So, Francis and Matthew have been working hard to produce the 2005 stats for WriteToThem, which measure, among other things, how responsive MPs are to messages from their constituents. We’ve had a couple of questions about what the quoted confidence intervals for the stats actually mean, so some notes on that and also on conclusions that can be drawn from them:
We get the responsiveness stats by sending each user of WriteToThem a questionnaire two weeks after their message is sent to their MP (or other representative), with a reminder after three weeks. The questionnaire asks them whether they’ve had a response from the MP, and, as a follow-up question, whether this is the first time they’ve ever contacted an elected representative.
Now, an estimate of the MP’s true response rate (that is, the probability that a random letter from a member of the public will receive an answer within 2–3 weeks) is obviously the number of respondents answering “yes” to the first questionnaire question, divided by the total number of responses to the question. (Assuming, that is, that the people who answer the question at all are representative of all the people who write to a given MP, that they answer honestly, etc. etc.) So, we can regard this as being a bit like an opinion poll: we ask a sample of constituents whether they got an answer, and extrapolate to estimate the total response rate.
Unfortunately in many cases we don’t have very many responses to the questionnaire (either because an MP’s constituency isn’t very wired so few constituents used our service, or we didn’t have accurate contact details for a significant part of the year so couldn’t put those people in touch with their MP, or because the MP was recently elected so hasn’t had much time to accumulate data). Over the course of they year we sent MPs about 30,000 messages, giving an average of about fifty per MP, but the number of messages sent to individual MPs varied quite a bit:
Obviously, the fewer messages we send to an MP, the fewer questionnaire responses about their performance we receive, and therefore the less accurate our estimate of how well they perform. To see why this is, consider a simple analogy. Imagine that a particular MP manages to respond to 50% of messages within 2–3 weeks. You can model that with a flip of a coin: for each message, flip the coin, and if it comes up heads, count that as a response received, and if tails, not received. Suppose you do that once: 50% of the time the coin comes up heads (MP did respond), and 50% of times tails (MP did not respond). If there’s only one message, therefore, you will always see a response rate of 0% or of 100%. With two messages there are three possibilities: 25% of the time you’ll get two tails, 50% of the time one head and one tail, and 25% of the time you’ll get two heads.

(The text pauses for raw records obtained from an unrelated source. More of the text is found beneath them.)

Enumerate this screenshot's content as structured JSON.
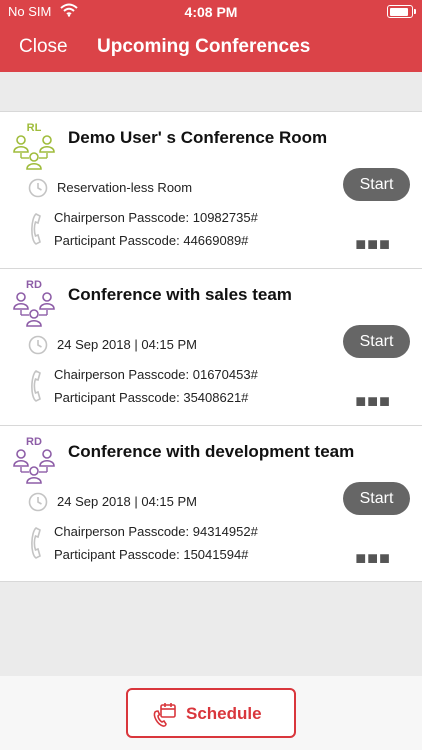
{
  "status_bar": {
    "carrier": "No SIM",
    "time": "4:08 PM"
  },
  "nav": {
    "close": "Close",
    "title": "Upcoming Conferences"
  },
  "conferences": [
    {
      "initials": "RL",
      "initials_color": "#9fbc3b",
      "name": "Demo User' s Conference Room",
      "when": "Reservation-less Room",
      "chair": "Chairperson Passcode: 10982735#",
      "participant": "Participant Passcode: 44669089#",
      "start": "Start",
      "more": "■■■"
    },
    {
      "initials": "RD",
      "initials_color": "#8d5da7",
      "name": "Conference with sales team",
      "when": "24 Sep 2018 | 04:15 PM",
      "chair": "Chairperson Passcode: 01670453#",
      "participant": "Participant Passcode: 35408621#",
      "start": "Start",
      "more": "■■■"
    },
    {
      "initials": "RD",
      "initials_color": "#8d5da7",
      "name": "Conference with development team",
      "when": "24 Sep 2018 | 04:15 PM",
      "chair": "Chairperson Passcode: 94314952#",
      "participant": "Participant Passcode: 15041594#",
      "start": "Start",
      "more": "■■■"
    }
  ],
  "footer": {
    "schedule": "Schedule"
  },
  "colors": {
    "brand_red": "#db4348",
    "start_gray": "#666666"
  }
}
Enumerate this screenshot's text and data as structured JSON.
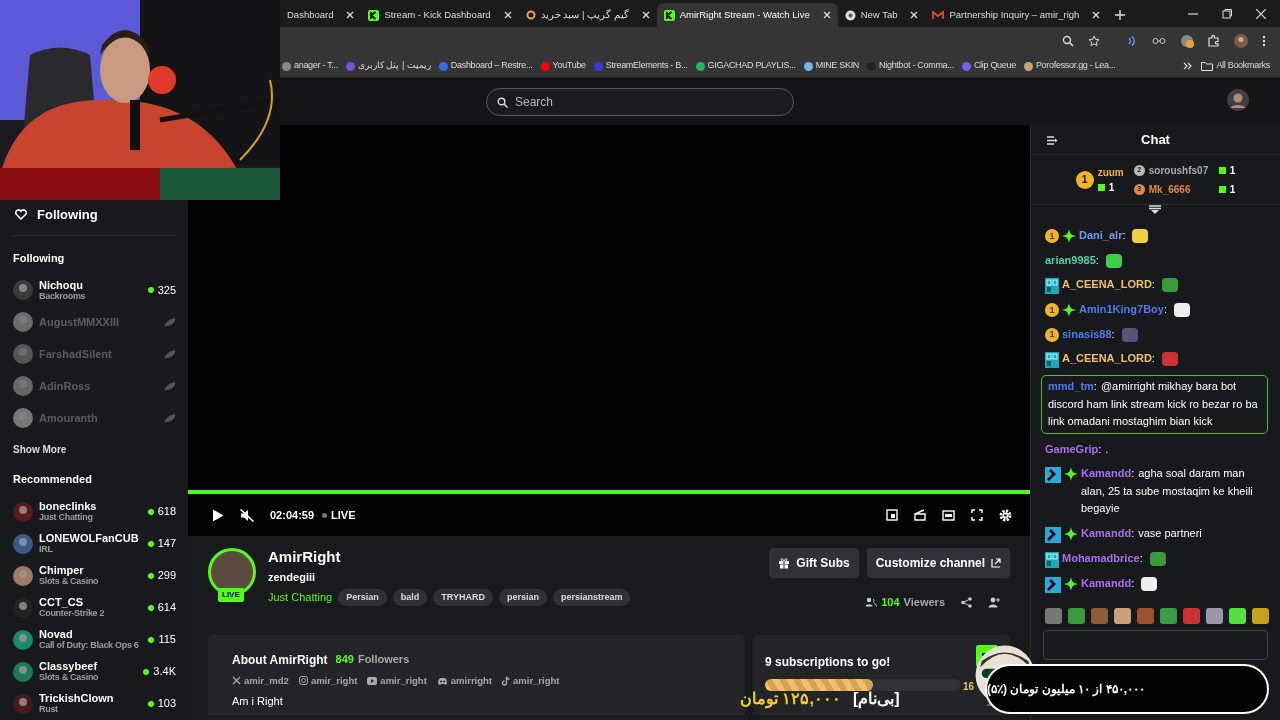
{
  "browser": {
    "tabs": [
      {
        "title": "Dashboard",
        "selected": false
      },
      {
        "title": "Stream - Kick Dashboard",
        "kind": "kick",
        "selected": false
      },
      {
        "title": "گیم گریپ | سبد خرید",
        "kind": "ring",
        "selected": false
      },
      {
        "title": "AmirRight Stream - Watch Live",
        "kind": "kick",
        "selected": true
      },
      {
        "title": "New Tab",
        "kind": "globe",
        "selected": false
      },
      {
        "title": "Partnership Inquiry – amir_righ",
        "kind": "mail",
        "selected": false
      }
    ],
    "bookmarks": [
      {
        "label": "anager - T...",
        "color": "#888888"
      },
      {
        "label": "ریمیت | پنل کاربری",
        "color": "#7b4fd6"
      },
      {
        "label": "Dashboard – Restre...",
        "color": "#3a6fe0"
      },
      {
        "label": "YouTube",
        "color": "#ff0000"
      },
      {
        "label": "StreamElements - B...",
        "color": "#3b3bdc"
      },
      {
        "label": "GIGACHAD PLAYLIS...",
        "color": "#1db954"
      },
      {
        "label": "MINE SKIN",
        "color": "#6fb7e8"
      },
      {
        "label": "Nightbot - Comma...",
        "color": "#222222"
      },
      {
        "label": "Clip Queue",
        "color": "#7a5cf0"
      },
      {
        "label": "Porofessor.gg - Lea...",
        "color": "#c9a27a"
      }
    ],
    "all_bookmarks": "All Bookmarks"
  },
  "search": {
    "placeholder": "Search"
  },
  "sidebar": {
    "header": "Following",
    "following_title": "Following",
    "following": [
      {
        "name": "Nichoqu",
        "category": "Backrooms",
        "viewers": "325",
        "live": true
      },
      {
        "name": "AugustMMXXIII",
        "live": false
      },
      {
        "name": "FarshadSilent",
        "live": false
      },
      {
        "name": "AdinRoss",
        "live": false
      },
      {
        "name": "Amouranth",
        "live": false
      }
    ],
    "show_more": "Show More",
    "recommended_title": "Recommended",
    "recommended": [
      {
        "name": "boneclinks",
        "category": "Just Chatting",
        "viewers": "618",
        "live": true
      },
      {
        "name": "LONEWOLFanCUB",
        "category": "IRL",
        "viewers": "147",
        "live": true
      },
      {
        "name": "Chimper",
        "category": "Slots & Casino",
        "viewers": "299",
        "live": true
      },
      {
        "name": "CCT_CS",
        "category": "Counter-Strike 2",
        "viewers": "614",
        "live": true
      },
      {
        "name": "Novad",
        "category": "Call of Duty: Black Ops 6",
        "viewers": "115",
        "live": true
      },
      {
        "name": "Classybeef",
        "category": "Slots & Casino",
        "viewers": "3.4K",
        "live": true
      },
      {
        "name": "TrickishClown",
        "category": "Rust",
        "viewers": "103",
        "live": true
      }
    ]
  },
  "player": {
    "time": "02:04:59",
    "live_label": "LIVE",
    "muted": true,
    "level": 1
  },
  "channel": {
    "name": "AmirRight",
    "title": "zendegiii",
    "live_badge": "LIVE",
    "category": "Just Chatting",
    "tags": [
      "Persian",
      "bald",
      "TRYHARD",
      "persian",
      "persianstream"
    ],
    "buttons": [
      "Gift Subs",
      "Customize channel"
    ],
    "viewers_count": "104",
    "viewers_label": "Viewers"
  },
  "about": {
    "title": "About AmirRight",
    "followers_count": "849",
    "followers_label": "Followers",
    "socials": [
      {
        "kind": "x",
        "handle": "amir_md2"
      },
      {
        "kind": "instagram",
        "handle": "amir_right"
      },
      {
        "kind": "youtube",
        "handle": "amir_right"
      },
      {
        "kind": "discord",
        "handle": "amirright"
      },
      {
        "kind": "tiktok",
        "handle": "amir_right"
      }
    ],
    "bio": "Am i Right"
  },
  "sub_goal": {
    "title": "9 subscriptions to go!",
    "level": 0.55,
    "count": "16"
  },
  "chat": {
    "title": "Chat",
    "leaderboard": [
      {
        "rank": "1",
        "name": "zuum",
        "count": "1",
        "color": "#f0b429"
      },
      {
        "rank": "2",
        "name": "soroushfs07",
        "count": "1",
        "color": "#b8b8b8"
      },
      {
        "rank": "3",
        "name": "Mk_6666",
        "count": "1",
        "color": "#e08a4a"
      }
    ],
    "messages": [
      {
        "user": "Dani_alr",
        "separator": ":",
        "color": "#6f9ef5",
        "badges": [
          {
            "kind": "sub",
            "label": "1"
          },
          {
            "kind": "gem"
          }
        ],
        "emote": true,
        "highlighted": false
      },
      {
        "user": "arian9985",
        "separator": ":",
        "color": "#4fd1a5",
        "emote": true,
        "highlighted": false
      },
      {
        "user": "A_CEENA_LORD",
        "separator": ":",
        "color": "#f0c36a",
        "badges": [
          {
            "kind": "og"
          }
        ],
        "emote": true,
        "highlighted": false
      },
      {
        "user": "Amin1King7Boy",
        "separator": ":",
        "color": "#4c7cf0",
        "badges": [
          {
            "kind": "sub",
            "label": "1"
          },
          {
            "kind": "gem"
          }
        ],
        "emote": true,
        "highlighted": false
      },
      {
        "user": "sinasis88",
        "separator": ":",
        "color": "#4c7cf0",
        "badges": [
          {
            "kind": "sub",
            "label": "1"
          }
        ],
        "emote": true,
        "highlighted": false
      },
      {
        "user": "A_CEENA_LORD",
        "separator": ":",
        "color": "#f0c36a",
        "badges": [
          {
            "kind": "og"
          }
        ],
        "emote": true,
        "highlighted": false
      },
      {
        "user": "mmd_tm",
        "separator": ":",
        "color": "#4c7cf0",
        "text": "@amirright mikhay bara bot discord ham link stream kick ro bezar ro ba link omadani mostaghim bian kick",
        "emote": false,
        "highlighted": true
      },
      {
        "user": "GameGrip",
        "separator": ":",
        "color": "#b06cf0",
        "text": ".",
        "emote": false,
        "highlighted": false
      },
      {
        "user": "Kamandd",
        "separator": ":",
        "color": "#b06cf0",
        "badges": [
          {
            "kind": "mod"
          },
          {
            "kind": "gem"
          }
        ],
        "text": "agha soal daram man alan, 25 ta sube mostaqim ke kheili begayie",
        "emote": false,
        "highlighted": false
      },
      {
        "user": "Kamandd",
        "separator": ":",
        "color": "#b06cf0",
        "badges": [
          {
            "kind": "mod"
          },
          {
            "kind": "gem"
          }
        ],
        "text": "vase partneri",
        "emote": false,
        "highlighted": false
      },
      {
        "user": "Mohamadbrice",
        "separator": ":",
        "color": "#b06cf0",
        "badges": [
          {
            "kind": "og"
          }
        ],
        "emote": true,
        "highlighted": false
      },
      {
        "user": "Kamandd",
        "separator": ":",
        "color": "#b06cf0",
        "badges": [
          {
            "kind": "mod"
          },
          {
            "kind": "gem"
          }
        ],
        "emote": true,
        "highlighted": false
      }
    ]
  },
  "overlay": {
    "donation_goal": "۴۵۰,۰۰۰ از ۱۰ میلیون تومان (٪۵)",
    "alert_name": "[بی‌نام]",
    "alert_amount": "۱۲۵,۰۰۰ تومان"
  }
}
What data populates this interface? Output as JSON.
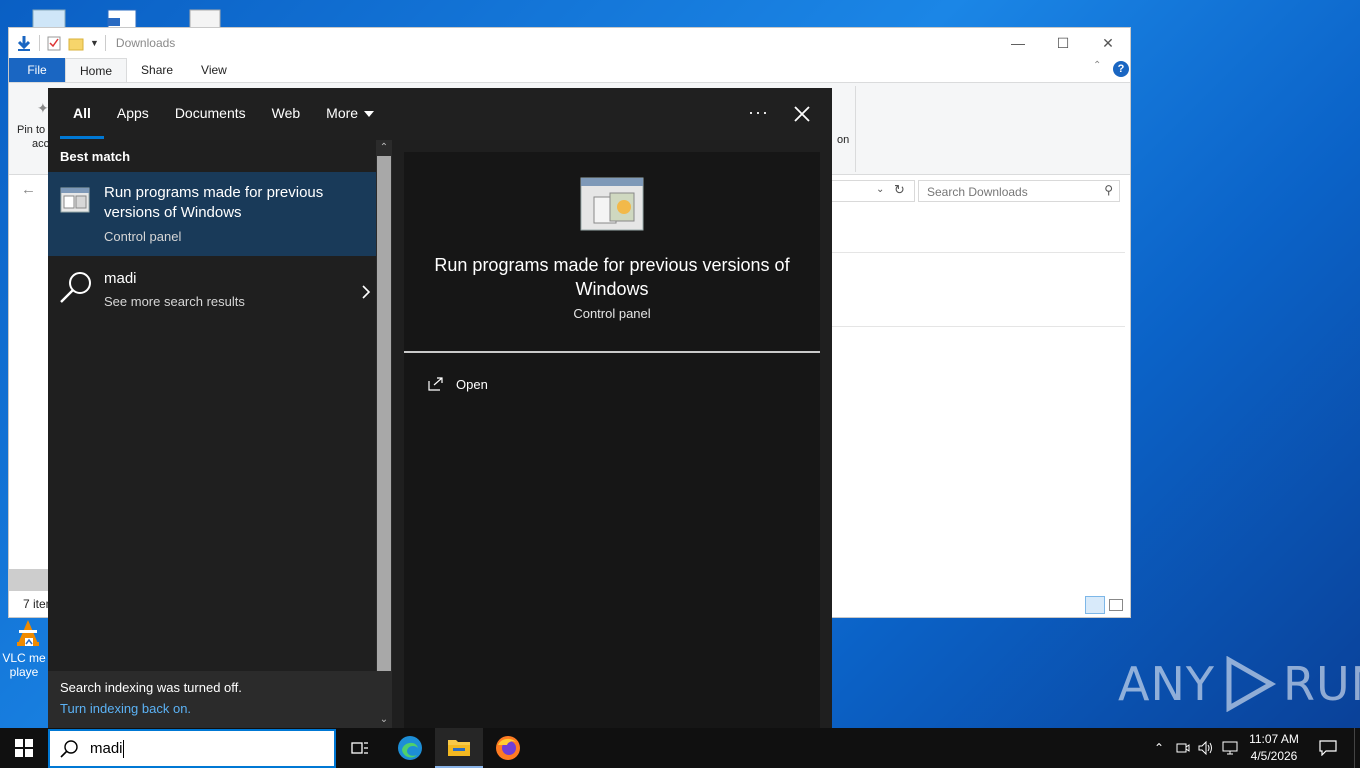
{
  "explorer": {
    "title": "Downloads",
    "tabs": [
      "File",
      "Home",
      "Share",
      "View"
    ],
    "ribbon_partial_label_1": "Pin to",
    "ribbon_partial_label_2": "acc",
    "ribbon_partial_label_3": "on",
    "search_placeholder": "Search Downloads",
    "status_text": "7 iten"
  },
  "desktop": {
    "vlc_label_1": "VLC me",
    "vlc_label_2": "playe"
  },
  "search": {
    "tabs": [
      "All",
      "Apps",
      "Documents",
      "Web",
      "More"
    ],
    "more_options": "···",
    "section_title": "Best match",
    "best_match": {
      "title": "Run programs made for previous versions of Windows",
      "subtitle": "Control panel"
    },
    "web_result": {
      "title": "madi",
      "subtitle": "See more search results"
    },
    "footer_text": "Search indexing was turned off.",
    "footer_link": "Turn indexing back on.",
    "detail": {
      "title": "Run programs made for previous versions of Windows",
      "subtitle": "Control panel",
      "action_open": "Open"
    }
  },
  "taskbar": {
    "search_value": "madi",
    "time": "11:07 AM",
    "date": "4/5/2026"
  },
  "watermark": {
    "left": "ANY",
    "right": "RUN"
  },
  "colors": {
    "accent": "#0078d4",
    "selected_result": "#193a59",
    "link": "#5bb2f5"
  }
}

So 50% of the time the estimated responsiveness is correct (1 / 2 = 50%), and 50% of the time it’s wrong. As the number of responses increases, accuracy improves; for instance, for an MP who has a response rate of 50% and 20 questionnaire responses, the probability that we’ll estimate various values for their responsiveness looks like this:
—now the probability that our estimate will be exactly correct (10 “yes” answers out of 20 questionnaires) is only 18%, but the probability that we’ll get an answer quite close to the true value (between 8 and 12 “yes”s, or from 40% to 60%) is quite high: about 74%. It’s 95% certain that we’ll see between 6 and 14 “yes”s, corresponding to an estimated response rate between 30% and 70%. To put it another way, if all MPs had twenty questionnaire responses, and all had a responsiveness of 50%, then for about 2.5% of them (16 MPs) we’d estimate that their responsiveness was worse than 30%, and for another 16 that it was better than 70%. The [30%–70%] range is called a “95% confidence interval”, and is an indication of how sure we are about the statistics we are publishing. If you don’t pay attention to the confidence intervals you will get a misleading impression from these statistics—we show the confidence intervals for a reason!
(For a comparison, a commercial opinion poll would typically use a sample of between 1,000 and 2,000 people, giving rather narrower confidence intervals, typically of ±2–3%. We can’t do that for individual MPs because we don’t have enough data, but for the data on the responsiveness of different types of representatives we have lots of data and can produce much more accurate numbers. For instance, our estimate of the overall responsiveness of MPs, which is based on tens of thousands of questionnaire responses, is 63%, and our confidence interval on this is much smaller than 1%.)
I’ll finish with something on the question of which parties’ MPs are best at answering constituents’ correspondence. Here’s a plot of our estimates of the response rates of MPs from some major parties:
(This ignores the Northern Ireland parties because (a) none of them has very many MPs, so we don’t have much data; and (b) I’d run out of colours and wouldn’t like to make an horrific faux pas. I’ve lumped together the Welsh and Scottish nationalists for much the same reasons. Apologies. The way to read the graph, by the way, is to consider each curve as telling you “what fraction of this party’s MPs have a responsiveness equal to or less than the value”.)
So what does this tell us? Tories are better at answering their mail, and everybody else does about equally well. (If you want the gory details, the distributions may be compared using a Kolmogorov-Smirnov test; only the distribution for Conservative MPs differs significantly to those of the other parties.)